> _EXERCISE AIM_: Please filter the data down to the lines that include the word "External" and copy them.

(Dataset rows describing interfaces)
BEGIN

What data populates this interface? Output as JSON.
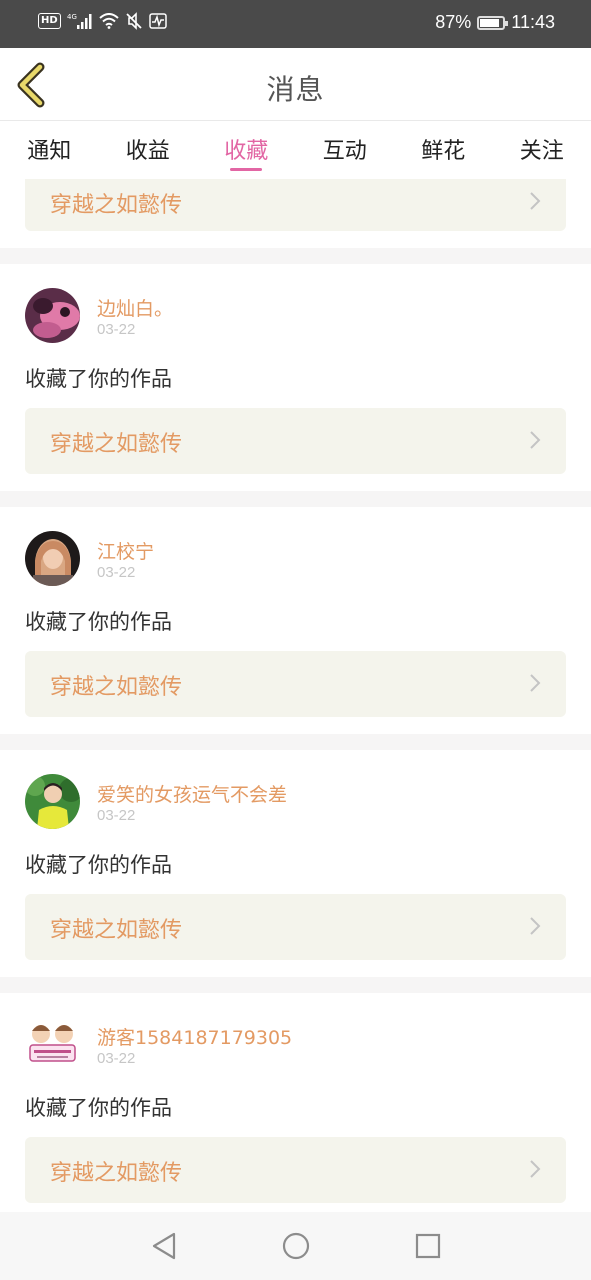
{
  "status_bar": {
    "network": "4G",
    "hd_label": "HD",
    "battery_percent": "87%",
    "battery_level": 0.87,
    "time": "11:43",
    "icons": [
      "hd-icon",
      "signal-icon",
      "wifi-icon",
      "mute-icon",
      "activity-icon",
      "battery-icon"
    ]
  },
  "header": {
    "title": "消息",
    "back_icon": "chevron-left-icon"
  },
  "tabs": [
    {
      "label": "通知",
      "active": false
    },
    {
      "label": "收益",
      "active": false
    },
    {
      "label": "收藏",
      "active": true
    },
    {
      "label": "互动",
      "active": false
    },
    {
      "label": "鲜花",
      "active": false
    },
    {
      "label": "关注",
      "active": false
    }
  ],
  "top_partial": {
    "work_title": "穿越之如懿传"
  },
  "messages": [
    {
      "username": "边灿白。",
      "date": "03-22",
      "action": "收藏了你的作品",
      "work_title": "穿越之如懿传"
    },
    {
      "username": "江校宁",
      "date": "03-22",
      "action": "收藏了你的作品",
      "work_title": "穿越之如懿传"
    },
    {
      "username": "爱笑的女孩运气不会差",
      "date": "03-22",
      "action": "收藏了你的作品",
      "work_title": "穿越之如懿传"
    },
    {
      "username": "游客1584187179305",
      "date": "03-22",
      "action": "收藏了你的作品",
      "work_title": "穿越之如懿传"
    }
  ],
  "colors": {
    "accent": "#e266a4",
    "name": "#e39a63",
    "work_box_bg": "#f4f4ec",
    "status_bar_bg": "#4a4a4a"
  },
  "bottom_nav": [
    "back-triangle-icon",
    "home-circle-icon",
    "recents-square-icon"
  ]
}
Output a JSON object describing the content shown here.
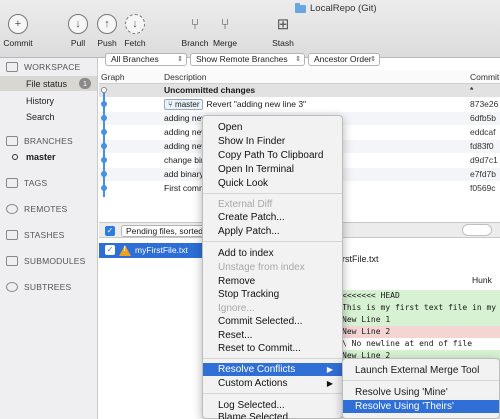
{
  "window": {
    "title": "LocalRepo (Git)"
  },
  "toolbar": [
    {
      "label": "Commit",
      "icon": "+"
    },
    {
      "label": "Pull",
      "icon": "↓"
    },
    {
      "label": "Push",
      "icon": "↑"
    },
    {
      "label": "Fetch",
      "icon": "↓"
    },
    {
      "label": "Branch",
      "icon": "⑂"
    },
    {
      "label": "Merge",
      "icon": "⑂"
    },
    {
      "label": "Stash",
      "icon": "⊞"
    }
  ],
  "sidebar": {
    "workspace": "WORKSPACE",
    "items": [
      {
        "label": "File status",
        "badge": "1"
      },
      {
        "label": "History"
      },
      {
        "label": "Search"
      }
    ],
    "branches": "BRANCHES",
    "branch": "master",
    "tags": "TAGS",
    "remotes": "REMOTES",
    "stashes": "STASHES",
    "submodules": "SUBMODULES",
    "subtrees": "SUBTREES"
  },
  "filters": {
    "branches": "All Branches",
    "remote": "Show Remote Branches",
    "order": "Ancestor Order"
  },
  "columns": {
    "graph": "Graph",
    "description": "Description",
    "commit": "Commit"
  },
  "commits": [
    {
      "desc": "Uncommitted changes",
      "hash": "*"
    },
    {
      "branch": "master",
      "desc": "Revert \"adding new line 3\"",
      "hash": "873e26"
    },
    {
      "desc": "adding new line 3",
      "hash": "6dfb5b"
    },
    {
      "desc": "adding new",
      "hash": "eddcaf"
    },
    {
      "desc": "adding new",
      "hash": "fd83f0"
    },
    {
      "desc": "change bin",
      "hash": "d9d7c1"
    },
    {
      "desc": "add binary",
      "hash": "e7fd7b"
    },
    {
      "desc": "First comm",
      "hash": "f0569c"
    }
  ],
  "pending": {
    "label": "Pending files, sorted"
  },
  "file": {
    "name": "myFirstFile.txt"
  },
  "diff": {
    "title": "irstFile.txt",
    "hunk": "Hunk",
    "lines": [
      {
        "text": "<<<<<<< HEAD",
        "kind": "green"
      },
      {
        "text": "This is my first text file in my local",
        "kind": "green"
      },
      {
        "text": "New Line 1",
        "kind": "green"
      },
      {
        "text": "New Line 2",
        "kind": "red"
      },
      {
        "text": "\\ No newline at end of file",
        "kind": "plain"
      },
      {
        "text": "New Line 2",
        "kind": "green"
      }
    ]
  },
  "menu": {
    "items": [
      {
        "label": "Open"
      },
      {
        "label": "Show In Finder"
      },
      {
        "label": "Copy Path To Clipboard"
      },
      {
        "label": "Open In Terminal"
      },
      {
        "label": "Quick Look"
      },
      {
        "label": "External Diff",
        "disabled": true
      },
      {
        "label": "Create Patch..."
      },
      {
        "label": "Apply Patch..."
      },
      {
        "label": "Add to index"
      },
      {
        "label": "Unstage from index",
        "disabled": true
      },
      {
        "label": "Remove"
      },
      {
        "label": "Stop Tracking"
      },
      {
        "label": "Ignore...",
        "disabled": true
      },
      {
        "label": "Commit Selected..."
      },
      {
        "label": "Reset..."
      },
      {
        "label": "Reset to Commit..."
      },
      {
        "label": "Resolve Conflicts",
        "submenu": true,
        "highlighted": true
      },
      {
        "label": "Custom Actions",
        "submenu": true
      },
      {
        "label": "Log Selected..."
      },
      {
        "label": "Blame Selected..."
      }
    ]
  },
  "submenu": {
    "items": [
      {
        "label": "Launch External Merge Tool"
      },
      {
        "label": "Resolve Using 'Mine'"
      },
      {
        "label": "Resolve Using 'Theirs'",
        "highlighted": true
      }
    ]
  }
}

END
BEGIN

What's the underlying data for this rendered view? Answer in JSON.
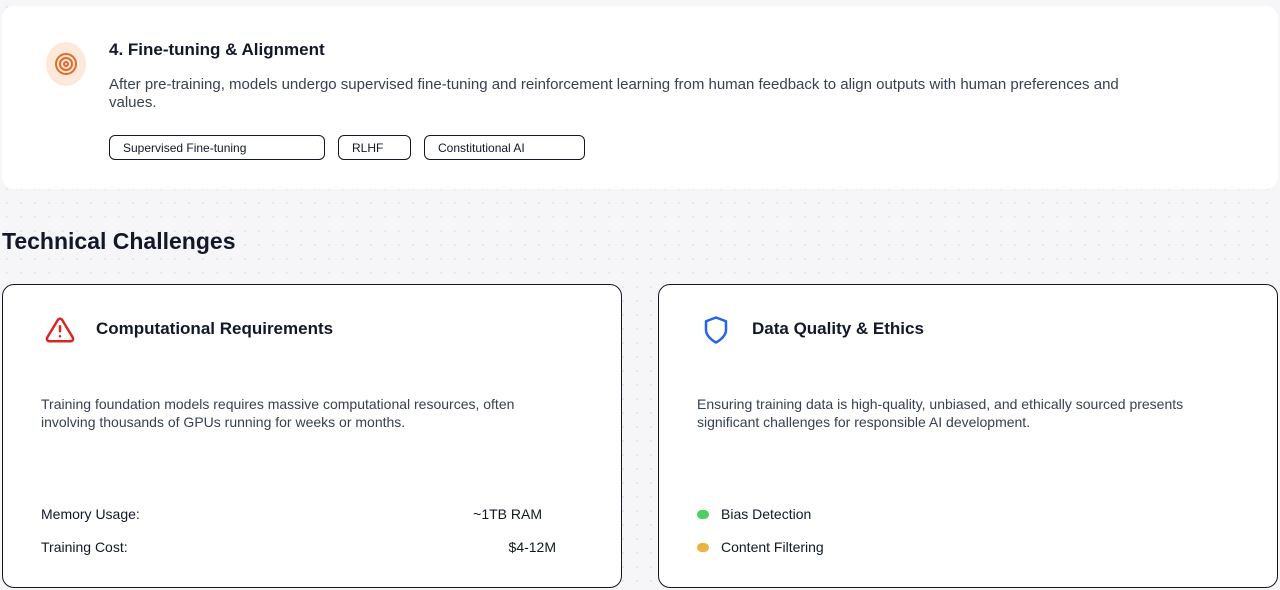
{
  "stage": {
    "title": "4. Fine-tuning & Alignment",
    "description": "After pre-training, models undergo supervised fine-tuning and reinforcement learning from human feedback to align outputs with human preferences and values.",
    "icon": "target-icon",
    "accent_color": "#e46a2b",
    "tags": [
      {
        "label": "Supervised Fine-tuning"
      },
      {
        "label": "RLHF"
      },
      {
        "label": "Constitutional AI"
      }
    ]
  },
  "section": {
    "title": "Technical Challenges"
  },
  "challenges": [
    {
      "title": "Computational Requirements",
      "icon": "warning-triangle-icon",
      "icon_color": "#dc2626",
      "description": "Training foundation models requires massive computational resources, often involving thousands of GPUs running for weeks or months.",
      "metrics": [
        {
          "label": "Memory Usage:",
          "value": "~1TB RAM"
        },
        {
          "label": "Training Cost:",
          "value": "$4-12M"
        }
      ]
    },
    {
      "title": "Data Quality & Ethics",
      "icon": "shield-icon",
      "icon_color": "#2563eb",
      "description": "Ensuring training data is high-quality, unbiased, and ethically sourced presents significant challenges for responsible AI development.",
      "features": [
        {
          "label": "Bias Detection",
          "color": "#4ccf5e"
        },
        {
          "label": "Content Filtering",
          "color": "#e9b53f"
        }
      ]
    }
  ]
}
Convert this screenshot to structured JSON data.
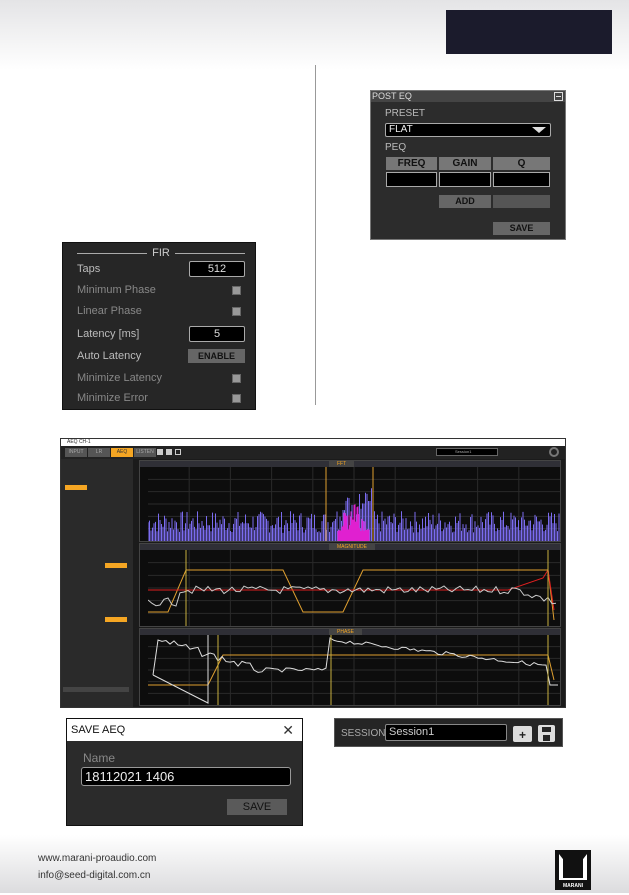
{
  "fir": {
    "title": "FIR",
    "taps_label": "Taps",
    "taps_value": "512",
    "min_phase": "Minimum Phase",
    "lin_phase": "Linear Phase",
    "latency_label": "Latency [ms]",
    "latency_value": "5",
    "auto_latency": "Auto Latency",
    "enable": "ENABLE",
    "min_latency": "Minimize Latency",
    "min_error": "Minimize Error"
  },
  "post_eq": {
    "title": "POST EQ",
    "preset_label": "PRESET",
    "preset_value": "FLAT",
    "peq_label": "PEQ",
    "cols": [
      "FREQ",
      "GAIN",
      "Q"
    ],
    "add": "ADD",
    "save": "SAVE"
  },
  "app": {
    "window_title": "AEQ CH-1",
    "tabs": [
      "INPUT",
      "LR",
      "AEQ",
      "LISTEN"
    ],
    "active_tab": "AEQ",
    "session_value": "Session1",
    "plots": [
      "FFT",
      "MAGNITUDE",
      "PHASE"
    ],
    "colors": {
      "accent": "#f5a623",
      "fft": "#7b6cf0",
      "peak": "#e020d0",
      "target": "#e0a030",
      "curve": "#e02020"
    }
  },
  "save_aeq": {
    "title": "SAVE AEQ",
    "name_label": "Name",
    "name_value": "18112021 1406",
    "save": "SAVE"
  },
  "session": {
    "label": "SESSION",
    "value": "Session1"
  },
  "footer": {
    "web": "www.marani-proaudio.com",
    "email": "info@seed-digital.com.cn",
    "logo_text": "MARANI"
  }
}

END

> _RESULT_:
        "label": "External Diff",
        "label": "Launch External Merge Tool"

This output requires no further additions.